◆ What is needed
Search the material for the word "System" and copy every line in which it occurs.

◆ Data under study
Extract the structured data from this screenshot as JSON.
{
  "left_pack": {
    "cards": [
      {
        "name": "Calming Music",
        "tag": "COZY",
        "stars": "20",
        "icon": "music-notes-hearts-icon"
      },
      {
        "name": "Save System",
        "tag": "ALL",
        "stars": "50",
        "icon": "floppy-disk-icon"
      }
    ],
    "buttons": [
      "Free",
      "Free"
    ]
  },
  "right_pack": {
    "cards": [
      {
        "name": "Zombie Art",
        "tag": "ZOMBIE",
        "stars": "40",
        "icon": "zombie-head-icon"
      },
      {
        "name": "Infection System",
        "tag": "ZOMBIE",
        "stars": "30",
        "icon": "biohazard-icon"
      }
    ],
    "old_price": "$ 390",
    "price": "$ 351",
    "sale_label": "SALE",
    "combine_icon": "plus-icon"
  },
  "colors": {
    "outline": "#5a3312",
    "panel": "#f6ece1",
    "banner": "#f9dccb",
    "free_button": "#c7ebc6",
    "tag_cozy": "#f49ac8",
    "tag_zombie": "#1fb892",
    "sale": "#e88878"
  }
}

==

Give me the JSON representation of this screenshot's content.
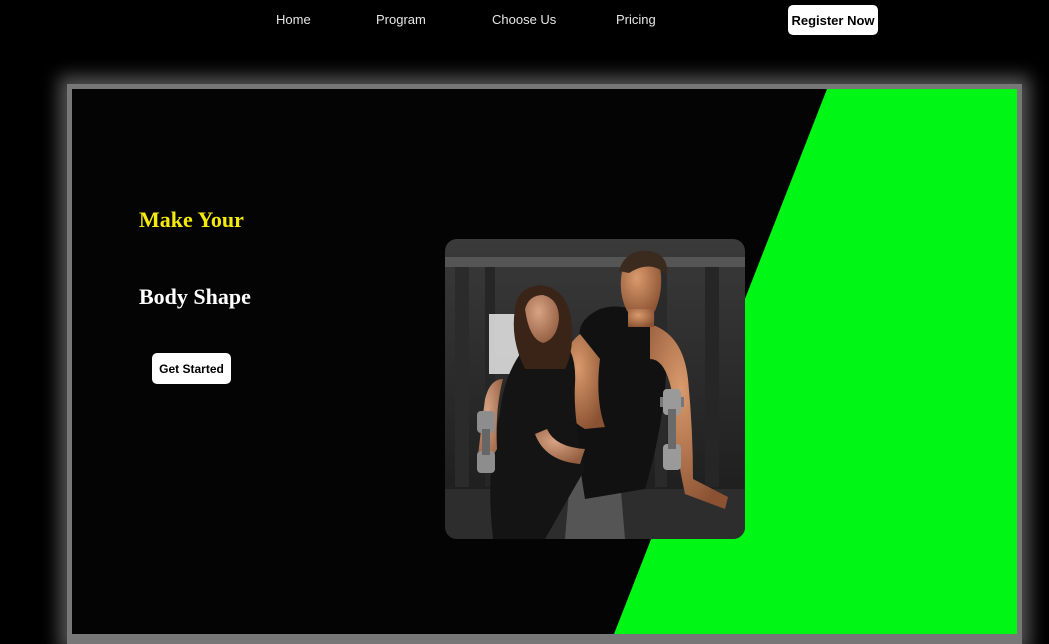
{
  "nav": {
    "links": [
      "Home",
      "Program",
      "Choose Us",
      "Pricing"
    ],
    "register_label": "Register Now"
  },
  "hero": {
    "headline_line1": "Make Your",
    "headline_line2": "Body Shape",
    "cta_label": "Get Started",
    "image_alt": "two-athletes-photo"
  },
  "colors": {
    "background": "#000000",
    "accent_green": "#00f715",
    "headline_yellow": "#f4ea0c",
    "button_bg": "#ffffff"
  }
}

◆ Task solution
        "name": "Save System",
        "name": "Infection System",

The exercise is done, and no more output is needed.